 Preventive Measures

Following several simple tips will allow you to preserve the beauty and get the longest possible life of your natural stone. For example, area rugs or mats on both sides of the entrance door can help minimize the dirt, sand and grit, which are all quite abrasive and can easily damage your natural stone floor. You should also frequently dust mop the floor with a clean, non-treated dry dust mop. If you use a vacuum cleaner, ensure that the wheels or the plastic and metal attachments are not worn because they are likely to scratch the surface of most natural stones.

Using coasters under all glasses and bottles, especially those containing citrus juices or alcohol, is always a good idea. In case there’s a spill, you should immediately blot it with a paper towel, but don’t wipe this area, as it will only spread the spill on the stone. Instead, flush the area with mild soap and water, then rinse it several times and dry it thoroughly with a soft, clean cloth.

***Lillian Connors is a blogger and home improvement enthusiast ever so keen on doing various DIY projects around her house and passionately writing about them. She is also an online marketing consultant, closely collaborating with a number of companies from all over the globe. You can check her out on G+, Facebook and Twitter.

Homeowner Cleaning & Care Tips

We believe in aging gracefully, but when it comes to your home, we want you to keep it looking new.

Here’s a quick reference guide to cleaning your home’s surfaces.

Homeowner Cleaning & Care Tips :: M/I Homes - Care for your hardwood flooring, granite countertops, stainless steel, vinyl flooring, carpeting & laminate countertops

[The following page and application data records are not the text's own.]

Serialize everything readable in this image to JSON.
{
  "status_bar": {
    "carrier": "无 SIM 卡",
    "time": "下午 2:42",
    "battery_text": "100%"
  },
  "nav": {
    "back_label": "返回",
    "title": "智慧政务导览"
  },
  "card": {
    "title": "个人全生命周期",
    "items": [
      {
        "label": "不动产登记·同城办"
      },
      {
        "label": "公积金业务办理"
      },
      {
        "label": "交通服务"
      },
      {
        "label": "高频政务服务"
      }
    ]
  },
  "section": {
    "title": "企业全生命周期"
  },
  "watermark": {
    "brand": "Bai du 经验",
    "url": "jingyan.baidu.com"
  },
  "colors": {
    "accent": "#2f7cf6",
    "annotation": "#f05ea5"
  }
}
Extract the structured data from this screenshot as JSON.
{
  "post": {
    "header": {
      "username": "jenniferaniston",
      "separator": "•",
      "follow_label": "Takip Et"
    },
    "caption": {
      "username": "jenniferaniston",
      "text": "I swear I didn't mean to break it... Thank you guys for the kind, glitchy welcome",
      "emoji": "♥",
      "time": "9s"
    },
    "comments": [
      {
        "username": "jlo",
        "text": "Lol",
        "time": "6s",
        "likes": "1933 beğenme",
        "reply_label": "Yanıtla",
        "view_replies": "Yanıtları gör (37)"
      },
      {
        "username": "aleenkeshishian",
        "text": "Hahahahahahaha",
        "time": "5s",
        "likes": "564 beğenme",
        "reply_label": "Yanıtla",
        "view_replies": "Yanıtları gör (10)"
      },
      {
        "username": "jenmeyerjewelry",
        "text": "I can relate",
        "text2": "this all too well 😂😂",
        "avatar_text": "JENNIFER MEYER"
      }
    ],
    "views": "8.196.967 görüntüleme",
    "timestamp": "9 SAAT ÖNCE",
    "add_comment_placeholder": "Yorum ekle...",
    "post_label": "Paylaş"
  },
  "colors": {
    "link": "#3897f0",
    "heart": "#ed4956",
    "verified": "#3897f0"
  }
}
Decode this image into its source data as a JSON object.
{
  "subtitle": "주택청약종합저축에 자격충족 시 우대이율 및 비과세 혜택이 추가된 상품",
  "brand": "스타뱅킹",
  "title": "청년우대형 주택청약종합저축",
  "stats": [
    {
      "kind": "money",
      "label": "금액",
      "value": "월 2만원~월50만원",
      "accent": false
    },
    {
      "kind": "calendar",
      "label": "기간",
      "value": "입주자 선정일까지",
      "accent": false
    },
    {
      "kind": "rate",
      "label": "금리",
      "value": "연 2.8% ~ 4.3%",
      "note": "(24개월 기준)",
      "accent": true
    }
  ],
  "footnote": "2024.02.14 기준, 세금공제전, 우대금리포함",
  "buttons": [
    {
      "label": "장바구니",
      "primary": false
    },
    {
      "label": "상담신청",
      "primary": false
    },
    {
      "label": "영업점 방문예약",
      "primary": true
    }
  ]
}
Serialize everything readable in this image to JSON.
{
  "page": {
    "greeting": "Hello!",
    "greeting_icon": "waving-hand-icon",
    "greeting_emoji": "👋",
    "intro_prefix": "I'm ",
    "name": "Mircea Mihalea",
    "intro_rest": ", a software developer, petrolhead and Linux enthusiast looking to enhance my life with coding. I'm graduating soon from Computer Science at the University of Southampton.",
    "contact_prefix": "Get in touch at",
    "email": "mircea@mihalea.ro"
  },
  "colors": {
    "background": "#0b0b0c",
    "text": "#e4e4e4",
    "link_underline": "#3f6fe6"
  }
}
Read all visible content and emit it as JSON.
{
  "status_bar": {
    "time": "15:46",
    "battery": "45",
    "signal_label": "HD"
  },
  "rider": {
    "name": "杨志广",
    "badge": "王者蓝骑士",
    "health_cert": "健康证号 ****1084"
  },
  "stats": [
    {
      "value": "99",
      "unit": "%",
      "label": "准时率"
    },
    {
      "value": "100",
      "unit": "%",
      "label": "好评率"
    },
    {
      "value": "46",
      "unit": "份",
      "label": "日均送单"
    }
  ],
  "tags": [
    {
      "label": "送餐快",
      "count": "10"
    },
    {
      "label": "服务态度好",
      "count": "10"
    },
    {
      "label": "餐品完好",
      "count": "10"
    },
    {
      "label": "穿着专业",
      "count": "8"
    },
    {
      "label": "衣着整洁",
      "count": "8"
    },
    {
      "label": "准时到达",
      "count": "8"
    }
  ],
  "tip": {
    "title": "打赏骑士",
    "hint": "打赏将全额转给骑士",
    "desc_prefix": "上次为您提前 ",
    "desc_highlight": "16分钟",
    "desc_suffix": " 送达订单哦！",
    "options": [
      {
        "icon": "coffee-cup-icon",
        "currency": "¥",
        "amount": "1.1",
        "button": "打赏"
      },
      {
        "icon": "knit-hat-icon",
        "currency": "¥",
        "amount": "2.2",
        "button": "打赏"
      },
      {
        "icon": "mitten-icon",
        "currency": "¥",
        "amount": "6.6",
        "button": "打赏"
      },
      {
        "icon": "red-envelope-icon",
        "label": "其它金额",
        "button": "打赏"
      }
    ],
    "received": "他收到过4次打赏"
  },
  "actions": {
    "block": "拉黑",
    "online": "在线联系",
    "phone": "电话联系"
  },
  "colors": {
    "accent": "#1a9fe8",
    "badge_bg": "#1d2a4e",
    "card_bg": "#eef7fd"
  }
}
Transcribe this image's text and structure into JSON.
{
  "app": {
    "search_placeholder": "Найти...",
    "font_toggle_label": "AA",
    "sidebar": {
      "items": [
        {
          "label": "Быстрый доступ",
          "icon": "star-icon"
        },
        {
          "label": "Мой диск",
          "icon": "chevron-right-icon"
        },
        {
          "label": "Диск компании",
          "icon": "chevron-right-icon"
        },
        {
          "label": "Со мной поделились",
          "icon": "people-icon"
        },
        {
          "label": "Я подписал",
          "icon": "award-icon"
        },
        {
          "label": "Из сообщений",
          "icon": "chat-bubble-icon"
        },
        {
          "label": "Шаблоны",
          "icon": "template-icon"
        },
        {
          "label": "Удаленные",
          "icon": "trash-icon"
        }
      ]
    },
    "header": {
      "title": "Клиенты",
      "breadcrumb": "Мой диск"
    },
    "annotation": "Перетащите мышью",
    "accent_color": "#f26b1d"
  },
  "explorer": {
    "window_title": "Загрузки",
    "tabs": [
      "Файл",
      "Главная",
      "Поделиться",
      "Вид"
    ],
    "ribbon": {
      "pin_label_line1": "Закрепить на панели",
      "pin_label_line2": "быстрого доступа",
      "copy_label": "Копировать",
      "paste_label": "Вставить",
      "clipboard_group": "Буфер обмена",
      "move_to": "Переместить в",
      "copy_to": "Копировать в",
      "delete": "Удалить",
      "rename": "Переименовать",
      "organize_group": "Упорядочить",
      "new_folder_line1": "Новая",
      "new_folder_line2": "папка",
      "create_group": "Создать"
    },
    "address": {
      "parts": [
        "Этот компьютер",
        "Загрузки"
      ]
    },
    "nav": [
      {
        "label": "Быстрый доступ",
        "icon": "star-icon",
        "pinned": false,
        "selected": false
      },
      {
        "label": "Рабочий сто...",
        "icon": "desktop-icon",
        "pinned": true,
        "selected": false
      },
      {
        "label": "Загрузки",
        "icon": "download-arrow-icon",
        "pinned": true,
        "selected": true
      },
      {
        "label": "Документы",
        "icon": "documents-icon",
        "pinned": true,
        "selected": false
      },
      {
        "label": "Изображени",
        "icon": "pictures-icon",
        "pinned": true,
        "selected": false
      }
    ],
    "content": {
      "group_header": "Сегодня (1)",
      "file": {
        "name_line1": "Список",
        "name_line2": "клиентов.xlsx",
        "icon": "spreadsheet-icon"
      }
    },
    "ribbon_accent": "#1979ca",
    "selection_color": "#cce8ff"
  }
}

Categories

@mihomes via twitter

© Copyright 2012, M/I Homes, Inc. All rights reserved. Terms and Conditions